Estimated read time: 2-3 minutes
ST. GEORGE — Receiving a cancer diagnosis can be scary, but having a support system can help you through it. One teenage girl created an unexpected close bond with her medical provider after her diagnosis.
"I remember it like it was yesterday," Paola Zarate said.
Just over a year ago, Zarate took her teenage daughter to the emergency room in St. George for some pain in her side.
"It was very shocking because I had no symptoms leading up to it," Emma Zarate said.
But came out with the worst kind of news — Emma, 19, was diagnosed with Stage II Hodgkin's lymphoma.

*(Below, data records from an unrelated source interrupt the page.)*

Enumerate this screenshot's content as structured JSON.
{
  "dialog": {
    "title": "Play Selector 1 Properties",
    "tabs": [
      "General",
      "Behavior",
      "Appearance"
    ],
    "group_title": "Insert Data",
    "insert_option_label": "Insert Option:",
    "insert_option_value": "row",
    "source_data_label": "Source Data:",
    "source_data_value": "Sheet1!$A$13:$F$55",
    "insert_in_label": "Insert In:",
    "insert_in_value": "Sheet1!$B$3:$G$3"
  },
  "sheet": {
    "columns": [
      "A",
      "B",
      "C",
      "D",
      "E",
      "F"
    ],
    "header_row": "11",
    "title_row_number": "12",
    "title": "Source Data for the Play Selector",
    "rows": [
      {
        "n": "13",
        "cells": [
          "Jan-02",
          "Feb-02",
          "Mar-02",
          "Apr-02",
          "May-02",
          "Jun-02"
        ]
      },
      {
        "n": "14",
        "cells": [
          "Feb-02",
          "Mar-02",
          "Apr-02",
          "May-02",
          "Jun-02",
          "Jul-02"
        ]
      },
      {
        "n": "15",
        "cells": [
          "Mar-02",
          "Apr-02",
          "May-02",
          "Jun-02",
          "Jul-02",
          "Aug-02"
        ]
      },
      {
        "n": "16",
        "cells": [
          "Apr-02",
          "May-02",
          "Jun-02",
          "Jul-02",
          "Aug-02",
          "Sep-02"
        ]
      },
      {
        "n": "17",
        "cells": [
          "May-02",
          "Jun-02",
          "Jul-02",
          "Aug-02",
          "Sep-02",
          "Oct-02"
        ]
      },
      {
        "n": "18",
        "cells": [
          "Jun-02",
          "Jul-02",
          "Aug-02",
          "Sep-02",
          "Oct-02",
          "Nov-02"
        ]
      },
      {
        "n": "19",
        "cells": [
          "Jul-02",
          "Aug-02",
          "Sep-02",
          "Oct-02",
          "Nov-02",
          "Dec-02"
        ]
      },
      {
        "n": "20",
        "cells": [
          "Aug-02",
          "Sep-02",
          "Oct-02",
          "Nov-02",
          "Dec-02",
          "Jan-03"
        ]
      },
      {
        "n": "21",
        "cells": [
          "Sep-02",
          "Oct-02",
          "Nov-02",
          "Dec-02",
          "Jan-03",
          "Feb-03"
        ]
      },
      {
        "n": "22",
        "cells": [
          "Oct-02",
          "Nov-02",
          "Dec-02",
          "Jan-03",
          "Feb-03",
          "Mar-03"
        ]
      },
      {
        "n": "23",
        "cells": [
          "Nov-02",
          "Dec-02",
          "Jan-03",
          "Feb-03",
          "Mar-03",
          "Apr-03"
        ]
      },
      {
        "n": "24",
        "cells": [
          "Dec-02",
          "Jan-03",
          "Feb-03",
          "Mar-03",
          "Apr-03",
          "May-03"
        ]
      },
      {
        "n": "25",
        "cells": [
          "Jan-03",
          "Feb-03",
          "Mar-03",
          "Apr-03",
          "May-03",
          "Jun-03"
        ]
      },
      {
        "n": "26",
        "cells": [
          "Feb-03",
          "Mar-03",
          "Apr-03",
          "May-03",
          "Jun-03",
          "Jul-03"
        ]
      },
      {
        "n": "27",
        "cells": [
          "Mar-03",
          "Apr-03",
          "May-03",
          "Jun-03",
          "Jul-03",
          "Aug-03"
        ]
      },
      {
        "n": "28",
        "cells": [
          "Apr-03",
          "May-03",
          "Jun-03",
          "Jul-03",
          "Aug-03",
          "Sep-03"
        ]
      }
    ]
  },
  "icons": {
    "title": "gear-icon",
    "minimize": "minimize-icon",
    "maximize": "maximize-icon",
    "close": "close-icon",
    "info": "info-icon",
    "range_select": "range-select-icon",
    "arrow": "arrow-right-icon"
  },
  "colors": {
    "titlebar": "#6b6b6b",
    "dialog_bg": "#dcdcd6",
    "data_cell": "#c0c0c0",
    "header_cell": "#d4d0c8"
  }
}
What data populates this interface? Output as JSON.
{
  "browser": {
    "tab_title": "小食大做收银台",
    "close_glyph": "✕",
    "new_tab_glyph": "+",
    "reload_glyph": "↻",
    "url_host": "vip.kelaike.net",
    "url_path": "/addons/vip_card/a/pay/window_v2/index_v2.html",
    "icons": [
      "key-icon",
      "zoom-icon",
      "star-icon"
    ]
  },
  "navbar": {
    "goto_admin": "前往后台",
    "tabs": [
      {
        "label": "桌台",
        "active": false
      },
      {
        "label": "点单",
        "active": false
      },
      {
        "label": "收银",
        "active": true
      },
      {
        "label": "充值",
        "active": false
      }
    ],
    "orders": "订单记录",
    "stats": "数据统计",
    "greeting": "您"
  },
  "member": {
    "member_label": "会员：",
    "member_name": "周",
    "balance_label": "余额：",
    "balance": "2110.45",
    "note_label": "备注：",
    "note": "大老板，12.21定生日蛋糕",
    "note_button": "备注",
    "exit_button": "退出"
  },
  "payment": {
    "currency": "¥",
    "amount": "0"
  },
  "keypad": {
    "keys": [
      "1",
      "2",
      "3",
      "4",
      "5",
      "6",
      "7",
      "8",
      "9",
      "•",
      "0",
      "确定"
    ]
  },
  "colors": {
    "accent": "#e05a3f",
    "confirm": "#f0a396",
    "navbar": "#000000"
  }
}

"The next day, I started chemo, and that lasted all the way up through April 25 of this last year," Emma said.
It was a long year filled with treatment, but through it all she felt supported by physician assistant Ricky Tebbs.
"I felt like I could always rely on him," she said.
"My patients give me so much strength," Tebbs said. "I learn so much from them."
Tebbs has worked at Intermountain Cancer Center of St. George for 11 years. And while treating cancer patients, few know that he has been battling cancer himself, for the last 12 years.
"Usually, I don't share my cancer diagnosis with patients," he said. "I don't want to discredit what they are going through, or one-up them, or anything of that nature."
Tebbs was diagnosed with brain cancer in 2010 and has had multiple reoccurrences. Through it all, his experience has helped him become a better provider.
"Sometimes in the medical industry, we can get callous. But being a patient myself, I try so hard to not be callous and treat people the way I would want to be treated," he said.
Emma Zarate wasn't aware of Tebbs' diagnosis up until a few weeks ago. She found out when the two were honored at The Las Vegas Raiders game, recognizing the importance of early cancer detection. It was a moment neither of them will ever forget.
"My cancer journey has been so hard on me, on my family, and being able to share that with Emma was such a special experience," Tebbs said.
And Tebbs' support, Emma Zarate said, is something she will never forget.
"It was really hard for me, so for him to go through it and still help other patients, it was really humbling," she said.